Many of the people I follow on WordPress, Facebook, and Twitter expected last Tuesday to come out a little different than we thought. I woke up that morning at 4:40 AM to head to my polling place to serve as an election judge. I was excited. I was ready to contribute to and witness history. I had planned on saving my “I Voted” wristband, writing “11/8/16 Election of First Female President” on it and saving it forever.

election-day-2

So much excitement the morning of. 

 

Unfortunately, when I woke up Wednesday morning my world was a completely different place. I was in denial and not really sure how to accept the next four years of my life. For myself and my colleagues in the environmental field, this was a huge blow. I took Wednesday to sulk,  be sad and eat a bowl of cereal in bed. I avoided watching the news or looking at articles on the internet.

By the time Monday rolled around, I had come to a different place of acceptance. For those of us who care about our planet and climate change, we have to remember that this election was not a vote on climate. It wasn’t a hot topic and wasn’t talked about as much as it should have been. As much as we tweeted and emailed, it was never asked about in any of the 3 presidential debates.

Monday night, I attended a meeting with my fellow Environmental Defense Fund Chicago Ambassadors and others interested in talking about how EDF planned to move forward post-election. This meeting was already planned well before the results of the election were known and our gathering had a much more somber feeling than originally intended.

Everything is a little blurry still, but this is what we know so far:

  • The President-Elect wants to end the “War on Coal”
  • The President-Elect wants to eliminate the Clean Power Plan
  • The President- Elect wants to abandon the Paris Agreement
  • Myron Ebell will be leading the EPA transition

Unfortunately, we are fortunate that the battle for clean air and water has always been a battle. It was never easy in the first place to get the Clean Air Act, the Clean Water Act, and the EPA established. So this time, it is no different. Fighting for the environment is all we know how to do. Protests, petitions, writing to support legislation, and sharing sound science are actions we are all very familiar with.

Richard Nixon despised environmentalists, yet he was the most pro-environment president the US has ever seen. His administration created the EPA and charged it with protecting human health and the environment.
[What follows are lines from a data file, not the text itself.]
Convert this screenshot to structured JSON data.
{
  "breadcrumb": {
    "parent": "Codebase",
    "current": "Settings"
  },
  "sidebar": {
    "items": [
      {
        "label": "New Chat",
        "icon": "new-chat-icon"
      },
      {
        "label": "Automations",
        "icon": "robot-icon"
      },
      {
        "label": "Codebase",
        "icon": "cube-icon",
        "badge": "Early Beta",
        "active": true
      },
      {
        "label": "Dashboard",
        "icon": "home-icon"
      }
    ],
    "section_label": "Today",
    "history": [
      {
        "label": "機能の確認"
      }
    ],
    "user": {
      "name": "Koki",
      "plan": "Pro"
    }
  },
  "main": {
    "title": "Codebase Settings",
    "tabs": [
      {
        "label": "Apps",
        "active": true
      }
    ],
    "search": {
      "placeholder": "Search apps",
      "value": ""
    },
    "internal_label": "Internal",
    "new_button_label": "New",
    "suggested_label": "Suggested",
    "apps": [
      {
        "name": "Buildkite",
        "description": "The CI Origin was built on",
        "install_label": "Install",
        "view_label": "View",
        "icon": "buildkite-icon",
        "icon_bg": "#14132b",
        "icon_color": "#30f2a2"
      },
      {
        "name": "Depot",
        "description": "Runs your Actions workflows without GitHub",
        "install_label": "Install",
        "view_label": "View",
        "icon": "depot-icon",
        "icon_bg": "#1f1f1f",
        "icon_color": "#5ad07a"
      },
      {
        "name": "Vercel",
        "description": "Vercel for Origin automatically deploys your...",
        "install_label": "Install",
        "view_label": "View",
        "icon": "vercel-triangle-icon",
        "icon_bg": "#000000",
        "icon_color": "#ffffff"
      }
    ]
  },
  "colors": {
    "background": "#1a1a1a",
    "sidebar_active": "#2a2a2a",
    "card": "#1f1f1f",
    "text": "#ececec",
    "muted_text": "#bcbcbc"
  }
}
Our outcry was enough for Nixon to give in.

So what we have to do now is stand and fight. EDF will be working hard to defend the work they have already accomplished. This is going to go down to the states. In Illinois, our legislators will be voting on the Clean Jobs Bill after Thanksgiving. SO WRITE TO YOUR LEGISLATORS!

We need the public to tell this new administration we won’t stand for a rollback on environmental rules and regulations. We won’t stand for a president that does not believe in climate change despite the overall consensus from scientists AROUND THE WORLD.

It was a battle from the very beginning and that battle is not going to end in the next four years. Because it is a battle, the wins are that much more worth it. We will keep moving forward and hopefully, our destruction won’t catch up to us.